Health, midlife and mom. That’s the theme of today’s post as we celebrate Mother’s Day this weekend. I’m feeling lucky in midlife because this is the time when many of my friends have started or have already lost their mothers, but mine is still alive and kicking. Like so many women in my mom’s generation, she had me fairly early in life. So, she’s only 20 years my senior. But, we are both getting up there in years.
This weekend as I reflect fondly over my mom’s recent weeklong visit from Iowa, I started thinking about how our general health has so closely mirrored each other as we have aged. It’s been helpful to be able to ask her questions about her health in her younger years. That has not always been the case as she once tended to be intensely private with everyone about any health issues she may have faced, not just myself. I think that is also a generational thing. She has come to realize that information is power when it comes to health.
So, even though it might be a bit of a downer on Mother’s Day to discuss health and motility—think about having a conversation at some point before it’s too late. And, don’t limit it to just your mom’s health. Tap her brain for a family history. We all know in this day and age that knowing family health history such can save a life. For example, my mom had uterine cancer a few years ago. Thankfully, it was caught early and she is fine now. But, that information is something I need to know about and understand the symptoms as I plod through perimenopause.
A couple of years ago, CBS News Medical Correspondent Dr. Jennifer Ashton shared some important information and questions that can serve as a wonderful discussion guide between you and your mother:

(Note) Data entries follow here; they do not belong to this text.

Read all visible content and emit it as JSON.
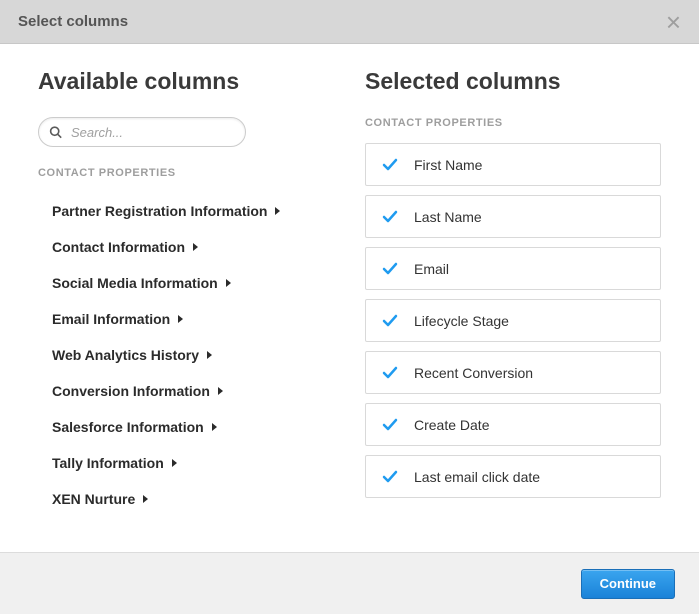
{
  "header": {
    "title": "Select columns"
  },
  "available": {
    "title": "Available columns",
    "search_placeholder": "Search...",
    "group_label": "CONTACT PROPERTIES",
    "categories": [
      {
        "label": "Partner Registration Information"
      },
      {
        "label": "Contact Information"
      },
      {
        "label": "Social Media Information"
      },
      {
        "label": "Email Information"
      },
      {
        "label": "Web Analytics History"
      },
      {
        "label": "Conversion Information"
      },
      {
        "label": "Salesforce Information"
      },
      {
        "label": "Tally Information"
      },
      {
        "label": "XEN Nurture"
      }
    ]
  },
  "selected": {
    "title": "Selected columns",
    "group_label": "CONTACT PROPERTIES",
    "items": [
      {
        "label": "First Name"
      },
      {
        "label": "Last Name"
      },
      {
        "label": "Email"
      },
      {
        "label": "Lifecycle Stage"
      },
      {
        "label": "Recent Conversion"
      },
      {
        "label": "Create Date"
      },
      {
        "label": "Last email click date"
      }
    ]
  },
  "footer": {
    "continue_label": "Continue"
  }
}
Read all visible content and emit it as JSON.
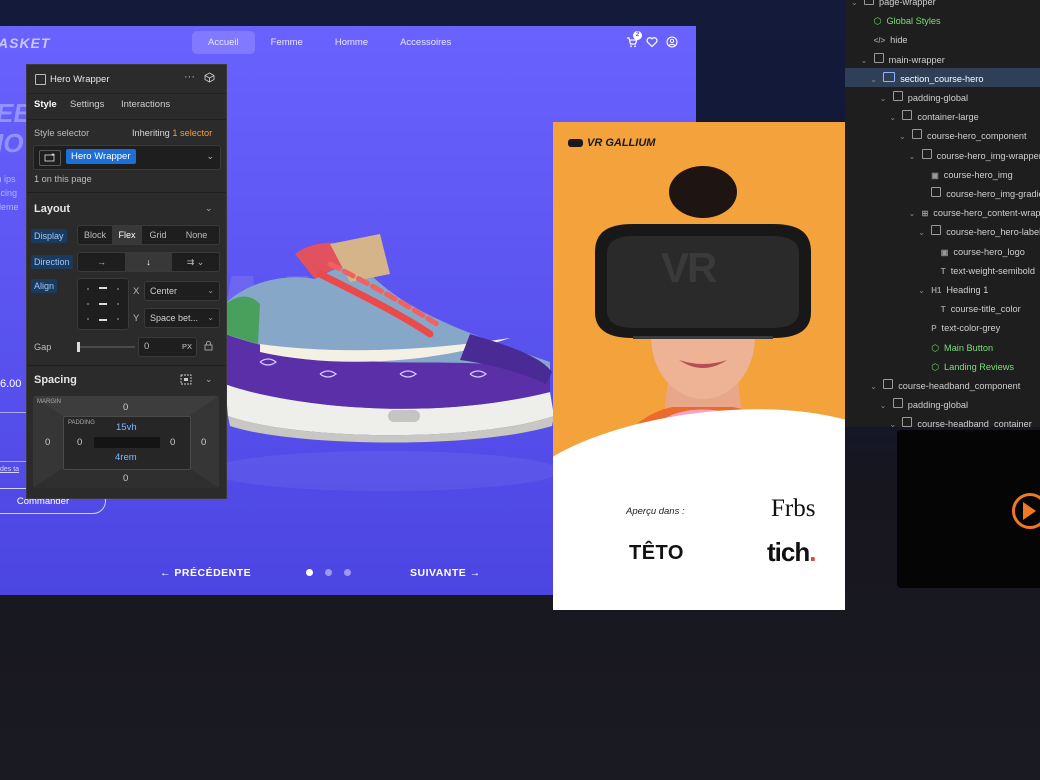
{
  "site": {
    "logo": "ASKET",
    "nav": [
      "Accueil",
      "Femme",
      "Homme",
      "Accessoires"
    ],
    "cart_count": "2",
    "bg_word": "MA",
    "side_title": [
      "EE",
      "IO"
    ],
    "side_text": [
      "m ips",
      "iscing",
      "eleme"
    ],
    "price": "6.00",
    "sizes_link": "des ta",
    "order_button": "Commander",
    "prev_label": "PRÉCÉDENTE",
    "next_label": "SUIVANTE",
    "colors": {
      "bg": "#5c55f2",
      "accent": "#ffffff"
    }
  },
  "style_panel": {
    "element_name": "Hero Wrapper",
    "tabs": [
      "Style",
      "Settings",
      "Interactions"
    ],
    "style_selector_label": "Style selector",
    "inheriting_label": "Inheriting",
    "inheriting_count": "1 selector",
    "selector_chip": "Hero Wrapper",
    "on_page": "1 on this page",
    "layout_title": "Layout",
    "display_label": "Display",
    "display_options": [
      "Block",
      "Flex",
      "Grid",
      "None"
    ],
    "display_selected": "Flex",
    "direction_label": "Direction",
    "align_label": "Align",
    "x_label": "X",
    "x_value": "Center",
    "y_label": "Y",
    "y_value": "Space bet...",
    "gap_label": "Gap",
    "gap_value": "0",
    "gap_unit": "PX",
    "spacing_title": "Spacing",
    "margin_label": "MARGIN",
    "padding_label": "PADDING",
    "margin": {
      "top": "0",
      "right": "0",
      "bottom": "0",
      "left": "0"
    },
    "padding": {
      "top": "15vh",
      "right": "0",
      "bottom": "4rem",
      "left": "0"
    }
  },
  "vr_card": {
    "brand": "VR GALLIUM",
    "headset_text": "VR",
    "apercu": "Aperçu dans :",
    "logos": [
      "Frbs",
      "TÊTO",
      "tich"
    ],
    "logo_dot": ".",
    "colors": {
      "orange": "#f3a23c",
      "dot": "#e84040"
    }
  },
  "navigator": {
    "items": [
      {
        "label": "page-wrapper",
        "indent": 0,
        "icon": "box",
        "chev": true
      },
      {
        "label": "Global Styles",
        "indent": 1,
        "icon": "cube",
        "chev": false,
        "green": true
      },
      {
        "label": "hide",
        "indent": 1,
        "icon": "embed",
        "chev": false
      },
      {
        "label": "main-wrapper",
        "indent": 1,
        "icon": "box",
        "chev": true
      },
      {
        "label": "section_course-hero",
        "indent": 2,
        "icon": "section",
        "chev": true,
        "selected": true
      },
      {
        "label": "padding-global",
        "indent": 3,
        "icon": "box",
        "chev": true
      },
      {
        "label": "container-large",
        "indent": 4,
        "icon": "box",
        "chev": true
      },
      {
        "label": "course-hero_component",
        "indent": 5,
        "icon": "box",
        "chev": true
      },
      {
        "label": "course-hero_img-wrapper",
        "indent": 6,
        "icon": "box",
        "chev": true
      },
      {
        "label": "course-hero_img",
        "indent": 7,
        "icon": "image",
        "chev": false
      },
      {
        "label": "course-hero_img-gradient",
        "indent": 7,
        "icon": "box",
        "chev": false
      },
      {
        "label": "course-hero_content-wrapper",
        "indent": 6,
        "icon": "grid",
        "chev": true
      },
      {
        "label": "course-hero_hero-label",
        "indent": 7,
        "icon": "box",
        "chev": true
      },
      {
        "label": "course-hero_logo",
        "indent": 8,
        "icon": "image",
        "chev": false
      },
      {
        "label": "text-weight-semibold",
        "indent": 8,
        "icon": "text",
        "chev": false
      },
      {
        "label": "Heading 1",
        "indent": 7,
        "icon": "h1",
        "chev": true
      },
      {
        "label": "course-title_color",
        "indent": 8,
        "icon": "text",
        "chev": false
      },
      {
        "label": "text-color-grey",
        "indent": 7,
        "icon": "para",
        "chev": false
      },
      {
        "label": "Main Button",
        "indent": 7,
        "icon": "cube",
        "chev": false,
        "green": true
      },
      {
        "label": "Landing Reviews",
        "indent": 7,
        "icon": "cube",
        "chev": false,
        "green": true
      },
      {
        "label": "course-headband_component",
        "indent": 2,
        "icon": "box",
        "chev": true
      },
      {
        "label": "padding-global",
        "indent": 3,
        "icon": "box",
        "chev": true
      },
      {
        "label": "course-headband_container",
        "indent": 4,
        "icon": "box",
        "chev": true
      }
    ]
  }
}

While not all breast cancer patients have a family history of the disease, having a mother, sister, or daughter with breast cancer about doubles a woman’s risk. Ovarian cancer can also run in families — grandmothers, mothers, sisters. Talk to your paternal grandmother too because increased risks for ovarian cancer can also come from your father’s side.
You should be aware of cancer and in past generations. A lot of moms didn’t talk about cancers like breast cancer, uterine cancer, they was taboo. If your mom had a cancer, any type, ask specifics. What type, how was it treated? When was it diagnosed?

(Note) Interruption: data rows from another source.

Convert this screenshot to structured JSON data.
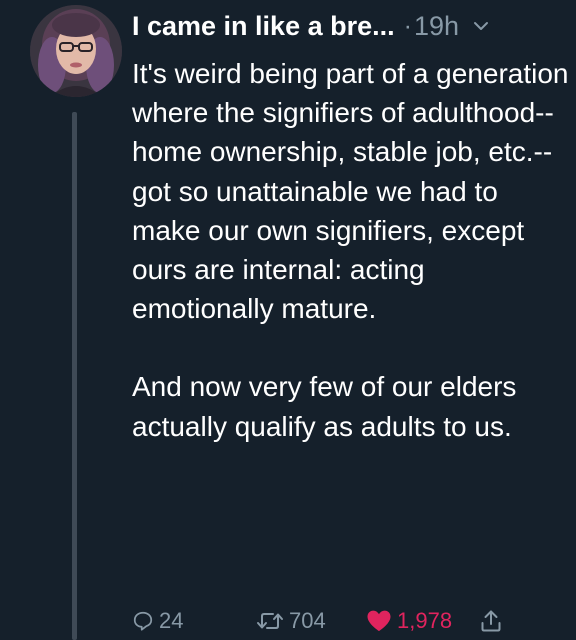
{
  "tweet": {
    "display_name": "I came in like a bre...",
    "separator": "·",
    "time": "19h",
    "paragraphs": [
      "It's weird being part of a generation where the signifiers of adulthood--home ownership, stable job, etc.--got so unattainable we had to make our own signifiers, except ours are internal: acting emotionally mature.",
      "And now very few of our elders actually qualify as adults to us."
    ]
  },
  "actions": {
    "reply_count": "24",
    "retweet_count": "704",
    "like_count": "1,978"
  },
  "colors": {
    "background": "#15202b",
    "text": "#ffffff",
    "secondary": "#8899a6",
    "like": "#e0245e",
    "thread_line": "#3f4a56"
  },
  "icons": [
    "reply-icon",
    "retweet-icon",
    "heart-icon",
    "share-icon",
    "chevron-down-icon"
  ]
}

Heart Disease and Stroke
Heart disease is the No. 1 killer of women. Stroke is the No. 4 killer of women. If high blood pressure — a risk factor — runs in the family, it’s important for women to take note.
Gestational diabetes, which develops when you’re pregnant, affects about seven percent of all U.S. pregnancies. Gestational diabetes risks are heightened when there is a family history of diabetes, especially on their mother’s side. Women who have had gestational diabetes pass on obesity and Type 2 diabetes risk to their children.
How Difficult was Your Pregnancy?
Learn if your mother had any experience with miscarriages, a family history of twins or preeclampsia.
If your mother had preeclampsia — swelling and high blood pressure accompanied with a high level of protein in the urine during pregnancy — it could lead to premature births. If your mom or even sister has it, it could increase your risk.
Did she have morning sickness? A new study published by the Norwegian Institute of Public Health in Oslo says that daughters of women who suffered from severe morning sickness were three times more likely to have it.
When Did You Start Getting Hot Flashes?
The average age of when a woman enters menopause is 51, but the range is between 45 and 55. But, if your mom or sister went through premature or early menopause, you could have higher chances of earlier menopause. How old was she and how severe were her hot flashes?
How Much Has Your Height Changed?
Osteoporosis — weak and brittle bones — is a big health topic for women. Women are four times more likely to get it than men. If your mother or relative has osteoporosis, you’re at higher risk, especially if you have a family history of fractures
Last, but not least—make sure YOU write everything down if you have your own children and put it in a safe place in case something happens to you. I’ve started a Google spreadsheet and also have a printed copy of the list with my important papers because Lord help anyone if I die and they have to figure out which password to use.
With that…I hope you have a Happy and Healthy Mother’s Day 2015!
PS – In case you are wondering, the photo is of my mom and son taken a couple of weeks ago. 🙂